“The last great earthquake to strike the Pacific Northwest occurred on January 26, 1700, at about 9 p.m. Parts of the coastline dropped three to six feet in an instant. It set off landslides throughout the Oregon Coast Range. Some of them are still moving. If you could hear soil, rocks and trees creep inch-by-inch downhill, some of those sounds would echo that massive jolt. At sea, it generated tsunamis that reshaped the Northwest coastline, traveled across the Pacific and swept through bays and coastal communities in Japan. …”
The latest issue of Terra, Oregon State University’s research magazine, delves into the ways in which OSU scientists and engineers are helping the state prepare for the next big Cascadia Subduction Zone earthquake, which a growing number of researchers calculate could happen within the next 50-100 years. Learn how such a powerful near-short “megathrust” quake could affect the state and region, and what’s being done to plan for, and mitigate against, such disasters.

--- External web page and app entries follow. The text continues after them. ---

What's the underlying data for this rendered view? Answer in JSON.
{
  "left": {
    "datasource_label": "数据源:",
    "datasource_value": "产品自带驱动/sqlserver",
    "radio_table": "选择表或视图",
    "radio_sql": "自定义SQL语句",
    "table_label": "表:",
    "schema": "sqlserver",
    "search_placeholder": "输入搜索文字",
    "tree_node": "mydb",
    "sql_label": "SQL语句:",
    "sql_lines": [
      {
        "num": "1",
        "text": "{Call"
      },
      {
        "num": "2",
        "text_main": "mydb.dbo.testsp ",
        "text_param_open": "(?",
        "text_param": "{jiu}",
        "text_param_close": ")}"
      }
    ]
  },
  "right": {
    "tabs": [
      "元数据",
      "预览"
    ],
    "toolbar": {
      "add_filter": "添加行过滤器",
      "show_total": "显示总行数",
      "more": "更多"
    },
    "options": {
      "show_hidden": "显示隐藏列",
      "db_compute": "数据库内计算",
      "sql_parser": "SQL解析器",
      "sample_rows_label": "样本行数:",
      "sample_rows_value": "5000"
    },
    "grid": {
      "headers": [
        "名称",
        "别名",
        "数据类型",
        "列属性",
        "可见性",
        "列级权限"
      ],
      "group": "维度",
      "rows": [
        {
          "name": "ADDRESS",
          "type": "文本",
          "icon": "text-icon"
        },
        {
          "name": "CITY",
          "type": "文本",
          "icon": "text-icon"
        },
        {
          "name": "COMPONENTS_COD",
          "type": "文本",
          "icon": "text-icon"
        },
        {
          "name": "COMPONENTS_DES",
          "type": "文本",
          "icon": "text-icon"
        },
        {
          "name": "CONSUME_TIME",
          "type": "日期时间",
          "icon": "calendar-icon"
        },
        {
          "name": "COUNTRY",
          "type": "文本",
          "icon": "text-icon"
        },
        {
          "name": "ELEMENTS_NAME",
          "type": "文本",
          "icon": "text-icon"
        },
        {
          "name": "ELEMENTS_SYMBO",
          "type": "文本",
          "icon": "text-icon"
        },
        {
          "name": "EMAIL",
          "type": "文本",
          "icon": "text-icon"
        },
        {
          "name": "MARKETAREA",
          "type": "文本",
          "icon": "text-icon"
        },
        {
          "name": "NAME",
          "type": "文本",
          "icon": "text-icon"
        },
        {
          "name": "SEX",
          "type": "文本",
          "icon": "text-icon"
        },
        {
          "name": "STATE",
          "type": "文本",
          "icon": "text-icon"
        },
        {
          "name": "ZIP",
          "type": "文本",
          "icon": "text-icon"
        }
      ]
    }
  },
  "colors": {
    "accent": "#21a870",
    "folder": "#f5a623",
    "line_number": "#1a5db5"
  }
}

The spring edition also looks at how people like Oregon Sea Grant’s Tim Miller-Morgan care for the fish and other aquatic animals that make up more than 80 percent of the animals used in the university’s research labs and the public exhibits at the Hatfield Marine Science Center. The past few decades have witnessed great changes in how institutions like OSU treat the animals in their care; as Miller-Morgan puts it, ““Now we understand that we shouldn’t look at these animals as disposable. We brought them into captivity, and we have an obligation to keep them as long as we can, as close to their natural lifespan as possible — or even longer.”